In a situation that is likely already overwhelming, discovering that an attorney has not provided quality, professional service can lead to yet another stressor. Floridians in these situations may be considering taking legal action. Before one takes these steps, it can prove helpful to know the most common ways lawyers can be guilty of malpractice, and what clients can do in these unfortunate situations.
An article from Business Insider is all too familiar with this type of professional malpractice, as it shares the following common ways lawyers can deceive clients during or after service:
- Double billing
- Expense accounts
- Padding hours
- Trivial tasks
Of course, there are many ways lawyers can cheat clients, but BI notes that billing two clients for one hour of work is a typical form of malpractice in the country. Using a study from Samford University's Cumerland Law School, BI shows that a large percentage of lawyers felt double billing was not an unethical step in the first place. Other forms of deception -- such as expense accounts, padding hours and trivial tasks -- are also common, and often involve charging clients large sums of money for insignificant duties.

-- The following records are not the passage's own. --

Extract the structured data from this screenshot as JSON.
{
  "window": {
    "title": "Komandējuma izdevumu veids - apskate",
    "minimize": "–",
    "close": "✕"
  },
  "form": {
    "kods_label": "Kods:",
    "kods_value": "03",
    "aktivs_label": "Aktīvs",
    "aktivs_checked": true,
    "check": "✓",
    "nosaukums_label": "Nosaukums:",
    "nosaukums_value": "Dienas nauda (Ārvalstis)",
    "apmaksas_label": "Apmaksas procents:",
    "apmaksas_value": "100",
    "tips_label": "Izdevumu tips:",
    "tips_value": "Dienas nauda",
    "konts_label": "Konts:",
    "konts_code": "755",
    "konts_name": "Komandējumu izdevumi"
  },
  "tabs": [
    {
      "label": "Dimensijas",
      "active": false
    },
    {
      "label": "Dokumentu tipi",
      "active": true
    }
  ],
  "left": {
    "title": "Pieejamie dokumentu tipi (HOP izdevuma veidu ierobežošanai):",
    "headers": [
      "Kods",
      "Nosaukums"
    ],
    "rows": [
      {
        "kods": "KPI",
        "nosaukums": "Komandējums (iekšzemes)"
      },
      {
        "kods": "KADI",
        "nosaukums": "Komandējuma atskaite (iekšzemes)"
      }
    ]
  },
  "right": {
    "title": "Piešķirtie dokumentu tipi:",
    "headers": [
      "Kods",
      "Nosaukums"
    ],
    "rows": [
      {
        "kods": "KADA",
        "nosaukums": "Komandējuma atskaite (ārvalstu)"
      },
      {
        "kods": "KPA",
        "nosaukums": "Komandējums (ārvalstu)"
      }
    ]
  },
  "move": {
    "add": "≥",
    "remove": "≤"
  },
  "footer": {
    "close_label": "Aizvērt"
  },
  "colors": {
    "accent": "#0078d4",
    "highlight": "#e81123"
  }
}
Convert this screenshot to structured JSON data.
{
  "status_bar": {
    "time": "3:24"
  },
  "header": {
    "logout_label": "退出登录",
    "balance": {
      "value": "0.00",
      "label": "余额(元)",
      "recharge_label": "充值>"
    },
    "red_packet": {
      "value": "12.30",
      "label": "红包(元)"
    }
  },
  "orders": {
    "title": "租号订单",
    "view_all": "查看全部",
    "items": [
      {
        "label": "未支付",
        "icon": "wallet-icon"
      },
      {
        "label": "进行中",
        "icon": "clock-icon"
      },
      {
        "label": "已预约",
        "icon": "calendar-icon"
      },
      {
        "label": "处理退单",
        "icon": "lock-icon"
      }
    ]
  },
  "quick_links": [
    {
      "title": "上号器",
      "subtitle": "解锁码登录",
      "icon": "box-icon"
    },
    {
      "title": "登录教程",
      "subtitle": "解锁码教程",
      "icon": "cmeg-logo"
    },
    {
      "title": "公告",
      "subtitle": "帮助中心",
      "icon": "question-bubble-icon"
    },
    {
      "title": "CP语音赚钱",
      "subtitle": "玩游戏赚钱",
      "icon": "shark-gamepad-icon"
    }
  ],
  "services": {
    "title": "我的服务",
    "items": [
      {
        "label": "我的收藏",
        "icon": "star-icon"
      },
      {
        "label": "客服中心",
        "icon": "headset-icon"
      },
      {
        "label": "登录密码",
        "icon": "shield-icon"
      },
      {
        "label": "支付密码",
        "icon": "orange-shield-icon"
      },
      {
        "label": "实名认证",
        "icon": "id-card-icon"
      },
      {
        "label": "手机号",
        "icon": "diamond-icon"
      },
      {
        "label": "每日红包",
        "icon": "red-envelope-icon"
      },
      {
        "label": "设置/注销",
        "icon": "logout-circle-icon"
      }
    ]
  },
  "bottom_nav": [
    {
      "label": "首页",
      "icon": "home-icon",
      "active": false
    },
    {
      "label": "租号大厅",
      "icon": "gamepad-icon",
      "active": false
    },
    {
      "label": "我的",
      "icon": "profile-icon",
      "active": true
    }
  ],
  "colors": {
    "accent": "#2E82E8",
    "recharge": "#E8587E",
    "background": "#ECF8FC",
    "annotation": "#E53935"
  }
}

When a client finds that an attorney has not carried out honest practices, Findlaw states that a proper investigation can be crucial. Even when the client feels the attorney's work is lacking, speaking first with the attorney about concerns can make a situation appear more manageable. Requesting one's case file is another option. And although every client has the right to fire an attorney, Findlaw encourages readers to review all of the fine print before making any major decisions. In some cases, a dispute between a client and attorney may need the assistance of an objective third-party. Whatever the case, it is never a bad idea to read all documents and communicate openly with those involved when approaching these situations.